BEGIN

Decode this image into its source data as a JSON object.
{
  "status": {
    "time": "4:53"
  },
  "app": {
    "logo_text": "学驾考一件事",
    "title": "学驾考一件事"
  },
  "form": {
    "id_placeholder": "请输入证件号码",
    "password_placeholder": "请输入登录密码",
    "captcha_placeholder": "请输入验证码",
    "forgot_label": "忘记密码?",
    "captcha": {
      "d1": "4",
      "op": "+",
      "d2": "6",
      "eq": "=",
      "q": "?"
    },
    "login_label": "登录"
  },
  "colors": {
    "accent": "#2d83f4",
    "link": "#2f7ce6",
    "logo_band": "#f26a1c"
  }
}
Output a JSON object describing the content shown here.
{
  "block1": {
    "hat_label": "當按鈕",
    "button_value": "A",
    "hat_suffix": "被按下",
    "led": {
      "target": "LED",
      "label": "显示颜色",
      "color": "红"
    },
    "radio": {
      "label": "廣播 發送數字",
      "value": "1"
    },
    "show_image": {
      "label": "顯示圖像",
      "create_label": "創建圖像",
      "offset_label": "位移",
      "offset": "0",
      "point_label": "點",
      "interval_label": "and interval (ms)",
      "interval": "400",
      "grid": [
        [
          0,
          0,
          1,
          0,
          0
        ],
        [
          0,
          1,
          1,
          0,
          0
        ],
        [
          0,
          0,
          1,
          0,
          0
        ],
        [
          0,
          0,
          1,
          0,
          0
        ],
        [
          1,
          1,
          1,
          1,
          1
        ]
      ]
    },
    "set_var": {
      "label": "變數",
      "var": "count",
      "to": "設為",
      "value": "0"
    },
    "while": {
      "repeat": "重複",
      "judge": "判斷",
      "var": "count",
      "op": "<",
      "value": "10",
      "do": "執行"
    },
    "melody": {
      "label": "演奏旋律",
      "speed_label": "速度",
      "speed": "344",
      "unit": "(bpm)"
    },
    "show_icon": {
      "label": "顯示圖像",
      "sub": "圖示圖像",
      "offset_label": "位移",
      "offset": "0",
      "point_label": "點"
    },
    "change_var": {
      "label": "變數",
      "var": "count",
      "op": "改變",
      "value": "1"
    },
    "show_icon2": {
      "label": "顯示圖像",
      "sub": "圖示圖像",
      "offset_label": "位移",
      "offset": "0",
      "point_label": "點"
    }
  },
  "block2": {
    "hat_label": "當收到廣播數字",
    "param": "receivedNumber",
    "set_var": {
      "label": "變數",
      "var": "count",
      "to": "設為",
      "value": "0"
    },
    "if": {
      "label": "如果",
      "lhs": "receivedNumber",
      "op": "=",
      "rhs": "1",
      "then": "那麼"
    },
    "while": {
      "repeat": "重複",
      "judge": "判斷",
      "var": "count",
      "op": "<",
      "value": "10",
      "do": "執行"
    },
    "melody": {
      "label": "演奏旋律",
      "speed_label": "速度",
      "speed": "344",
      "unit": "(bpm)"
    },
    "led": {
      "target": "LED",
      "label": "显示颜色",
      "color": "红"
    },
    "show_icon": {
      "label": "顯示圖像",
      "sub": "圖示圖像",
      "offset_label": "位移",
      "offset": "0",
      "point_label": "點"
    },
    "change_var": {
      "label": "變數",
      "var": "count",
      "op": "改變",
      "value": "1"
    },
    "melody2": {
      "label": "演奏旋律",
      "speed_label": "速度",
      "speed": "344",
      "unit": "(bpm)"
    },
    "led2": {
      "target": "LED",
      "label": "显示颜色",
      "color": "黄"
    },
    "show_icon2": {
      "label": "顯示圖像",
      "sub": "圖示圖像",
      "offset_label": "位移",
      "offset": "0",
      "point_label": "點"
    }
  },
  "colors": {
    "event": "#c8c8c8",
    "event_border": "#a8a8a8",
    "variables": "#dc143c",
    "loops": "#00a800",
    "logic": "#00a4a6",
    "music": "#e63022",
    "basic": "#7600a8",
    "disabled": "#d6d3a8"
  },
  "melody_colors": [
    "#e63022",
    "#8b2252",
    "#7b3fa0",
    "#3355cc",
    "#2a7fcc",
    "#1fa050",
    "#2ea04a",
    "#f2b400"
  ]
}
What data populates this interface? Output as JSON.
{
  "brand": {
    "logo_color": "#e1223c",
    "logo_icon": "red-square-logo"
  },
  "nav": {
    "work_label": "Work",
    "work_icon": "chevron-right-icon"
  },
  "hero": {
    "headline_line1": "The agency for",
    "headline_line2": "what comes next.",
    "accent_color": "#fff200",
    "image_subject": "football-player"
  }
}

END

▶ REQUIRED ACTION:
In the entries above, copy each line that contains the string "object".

▶ EXPECTED OUTPUT:
Decode this image into its source data as a JSON object.
Output a JSON object describing the content shown here.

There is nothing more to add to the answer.